Science Fair aims to share projects, ideas and prototypes in which the Influence Mapping community is working. It addresses the challenges they are facing in their development and also in reaching their users. Our last session focused on two Latin American mapping projects: Nodemapper and Cargografías.
NodeMapper NodeMapper is a Chilean initiative led by Miguel Paz (@miguelpaz), CEO of Poderopedia. NodeMapper seeks to build simple visualizations of networks from a Google Spreadsheet to publish or embed them in websites, without coding, in just a few minutes. NodeMapper is currently an early trial of the concept version.
The goal of developing the tool is to expand and democratize the use of data to do visual storytelling for people and organizations that don’t have access to programmers. This opens new possibilities for anyone interested in creating and publishing visualizations of connections, in a fast and simple way.
Its main final users are journalists without coding skills or access to programers, that work on written pieces that have to do with connections, as well as citizens who are active in civic media that would like to report on the issues that affect them. The users will be able to visualize networks with less than 100 nodes, being 20 to 30 nodes average.
According to Paz, they haven’t thought of using Popolo or other standards. For now, they are not thinking of building a tool for connecting standards either. Their approach is first of all to get people to use the tool and then to add other features, according to their needs. That’s why they are looking for journalists, designers, developers, academics, civic advocates and organizations interested in testing NodeMapper with real data, to join the alpha tester group.

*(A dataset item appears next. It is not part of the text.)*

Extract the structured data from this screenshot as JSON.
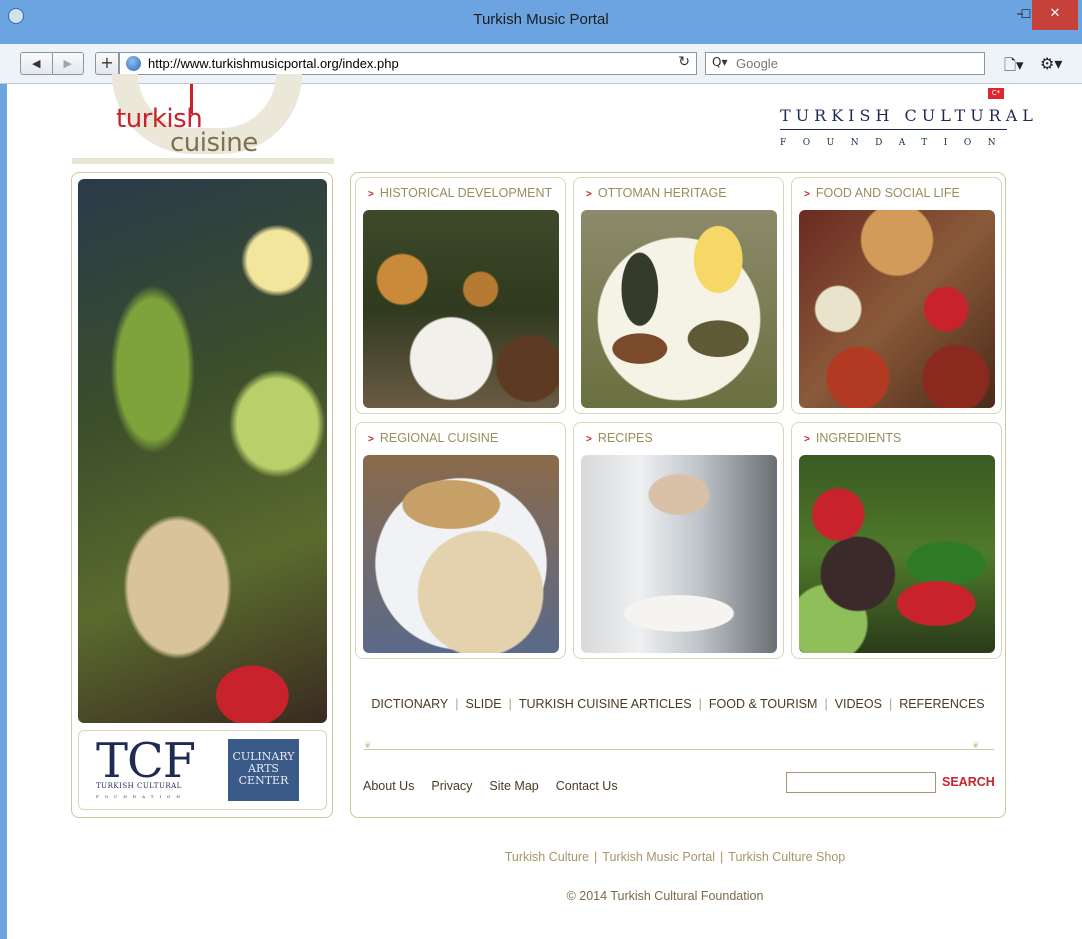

Cargografías Cargografías is a visualization tool that allows users to visualize in a timeline the careers of politicians over time. The tool was developed by Andrés Snitcofsky (@rusosnith) for journalists who need to add visualization to their writings, investigators getting clues out of tons of data and civic society and NGOs trying to uncover lost trails. Nowadays, Cargografías has teamed up with Chequeado, another Argentine project, and has worked with Animal Político (Mexico), to check data and publish timelines.
Last May, Cargografías was awarded with a $10,000 grant in the recent HacksLabs Challenge 2015, the first data journalism accelerator fund for Latin America. Because of the grant, Cargografías was able to launch its 5.0 version. This version, according to Snitcofsky, has a lot of improvements, mostly focused on sharing the timeline, embedding in another websites and finally, better usability.
The tool, whose code and data is open and uses Popolo standard, was born in Argentina and currently is looking to replicate it in other countries, mostly in Latin America. They already have “ambassadors” in Mexico (SocialTIC, Animal Político), Perú (Ojo Público, Open Data Perú) and Uruguay (DATA.uy), between others.
Other notes from the Science Fair:
Mapa de Medios launch, Poderomedia Foundation (Santiago, Chile / Bogotá, Colombia) - August 20th, 2015 (TBD).
Mediaparty (Buenos Aires, Argentina) - August 27th-29th 2015. For the fourth consecutive year, the three-day event Hacks/Hackers Buenos Aires Media Party will bring together journalists, software programmers and designers from four continents to work together for the future of the media.
Abre Latam, Open Data Unconference (Santiago, Chile) - September 7th-8th 2015.
ConDatos, Third Regional Open Data Conference in Latin America and the Caribbean (Santiago, Chile) - September 9th-10th 2015.
The next meeting will take place in August 18th, at 4 PM UTC. If you’d like to present an idea or demo of influence mapping related projects, please sign in this Etherpad.